A single number is needed: how many lines of the data hold the word "heading".

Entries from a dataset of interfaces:
※ ※ ※
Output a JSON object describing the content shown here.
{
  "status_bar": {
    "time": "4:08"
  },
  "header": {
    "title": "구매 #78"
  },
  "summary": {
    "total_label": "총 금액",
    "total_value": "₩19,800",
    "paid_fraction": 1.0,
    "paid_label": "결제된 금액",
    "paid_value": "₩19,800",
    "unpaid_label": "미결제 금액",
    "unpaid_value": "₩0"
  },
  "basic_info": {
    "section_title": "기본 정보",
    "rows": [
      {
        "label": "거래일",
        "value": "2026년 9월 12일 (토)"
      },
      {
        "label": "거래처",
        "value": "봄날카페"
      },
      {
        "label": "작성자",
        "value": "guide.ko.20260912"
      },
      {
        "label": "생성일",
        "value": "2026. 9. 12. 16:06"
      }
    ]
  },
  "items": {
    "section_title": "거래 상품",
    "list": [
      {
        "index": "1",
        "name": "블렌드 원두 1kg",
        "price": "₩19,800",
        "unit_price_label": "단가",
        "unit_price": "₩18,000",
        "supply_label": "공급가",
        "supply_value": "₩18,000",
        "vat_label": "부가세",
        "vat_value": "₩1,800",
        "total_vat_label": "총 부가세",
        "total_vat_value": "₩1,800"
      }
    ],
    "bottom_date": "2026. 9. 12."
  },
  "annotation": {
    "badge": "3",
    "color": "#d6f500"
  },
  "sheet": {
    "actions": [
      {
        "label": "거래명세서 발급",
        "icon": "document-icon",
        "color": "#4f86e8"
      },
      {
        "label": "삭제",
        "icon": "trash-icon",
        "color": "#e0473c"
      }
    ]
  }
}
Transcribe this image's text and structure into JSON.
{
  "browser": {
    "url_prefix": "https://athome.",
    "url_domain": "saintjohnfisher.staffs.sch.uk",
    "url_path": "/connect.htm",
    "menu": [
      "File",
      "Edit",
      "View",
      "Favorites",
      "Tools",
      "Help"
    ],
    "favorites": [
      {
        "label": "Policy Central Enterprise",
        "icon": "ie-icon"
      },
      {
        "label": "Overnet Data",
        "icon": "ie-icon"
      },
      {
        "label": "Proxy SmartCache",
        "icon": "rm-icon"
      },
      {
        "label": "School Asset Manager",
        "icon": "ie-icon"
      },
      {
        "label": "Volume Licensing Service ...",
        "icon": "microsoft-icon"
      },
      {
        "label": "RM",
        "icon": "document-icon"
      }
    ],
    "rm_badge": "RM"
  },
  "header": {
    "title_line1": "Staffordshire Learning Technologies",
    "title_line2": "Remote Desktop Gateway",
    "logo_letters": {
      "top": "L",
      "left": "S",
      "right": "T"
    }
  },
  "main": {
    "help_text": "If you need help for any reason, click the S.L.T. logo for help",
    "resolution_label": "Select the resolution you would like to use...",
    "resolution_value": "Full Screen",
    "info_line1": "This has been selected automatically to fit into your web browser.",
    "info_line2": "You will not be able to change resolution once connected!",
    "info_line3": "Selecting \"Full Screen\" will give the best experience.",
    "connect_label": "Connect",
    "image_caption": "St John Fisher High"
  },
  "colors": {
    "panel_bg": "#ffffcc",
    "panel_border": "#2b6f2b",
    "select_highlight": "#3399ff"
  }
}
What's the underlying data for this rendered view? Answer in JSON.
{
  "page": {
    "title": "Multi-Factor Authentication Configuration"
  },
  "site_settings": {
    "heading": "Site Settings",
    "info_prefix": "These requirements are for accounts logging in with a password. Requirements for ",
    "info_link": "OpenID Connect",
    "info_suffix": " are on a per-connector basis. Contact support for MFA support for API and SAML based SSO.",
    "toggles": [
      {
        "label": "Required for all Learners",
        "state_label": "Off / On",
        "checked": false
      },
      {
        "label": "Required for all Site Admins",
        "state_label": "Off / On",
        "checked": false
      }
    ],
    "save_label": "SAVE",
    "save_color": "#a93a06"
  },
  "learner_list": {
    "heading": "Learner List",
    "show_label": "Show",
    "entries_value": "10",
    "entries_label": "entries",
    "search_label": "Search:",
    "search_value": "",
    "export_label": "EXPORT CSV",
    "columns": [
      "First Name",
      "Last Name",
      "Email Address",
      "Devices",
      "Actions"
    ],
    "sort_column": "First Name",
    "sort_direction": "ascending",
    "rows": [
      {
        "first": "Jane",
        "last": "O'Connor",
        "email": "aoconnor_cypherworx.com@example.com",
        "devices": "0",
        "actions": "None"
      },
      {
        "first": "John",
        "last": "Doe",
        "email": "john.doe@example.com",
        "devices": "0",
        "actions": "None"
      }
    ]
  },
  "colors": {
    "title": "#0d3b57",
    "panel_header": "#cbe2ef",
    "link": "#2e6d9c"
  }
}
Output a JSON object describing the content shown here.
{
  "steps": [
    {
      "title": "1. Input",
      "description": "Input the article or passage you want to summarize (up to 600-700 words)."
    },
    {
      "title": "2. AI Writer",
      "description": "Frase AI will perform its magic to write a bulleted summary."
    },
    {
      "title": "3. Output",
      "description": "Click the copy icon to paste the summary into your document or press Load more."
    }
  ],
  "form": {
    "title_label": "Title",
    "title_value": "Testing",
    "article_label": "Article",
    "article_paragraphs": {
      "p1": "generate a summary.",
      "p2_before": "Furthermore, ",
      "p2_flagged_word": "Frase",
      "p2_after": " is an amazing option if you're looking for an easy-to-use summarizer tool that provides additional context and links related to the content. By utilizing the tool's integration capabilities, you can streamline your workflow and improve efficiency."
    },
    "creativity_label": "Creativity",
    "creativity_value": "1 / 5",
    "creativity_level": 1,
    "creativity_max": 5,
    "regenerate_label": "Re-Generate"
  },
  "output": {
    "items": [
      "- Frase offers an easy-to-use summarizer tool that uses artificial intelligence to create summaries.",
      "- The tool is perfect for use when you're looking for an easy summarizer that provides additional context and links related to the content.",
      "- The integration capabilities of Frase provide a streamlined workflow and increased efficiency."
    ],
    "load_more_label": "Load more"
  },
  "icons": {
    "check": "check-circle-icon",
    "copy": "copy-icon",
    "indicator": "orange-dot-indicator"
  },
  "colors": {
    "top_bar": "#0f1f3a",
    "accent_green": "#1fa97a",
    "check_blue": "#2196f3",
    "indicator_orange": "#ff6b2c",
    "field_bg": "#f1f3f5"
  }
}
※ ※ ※
**Result of this exercise**
2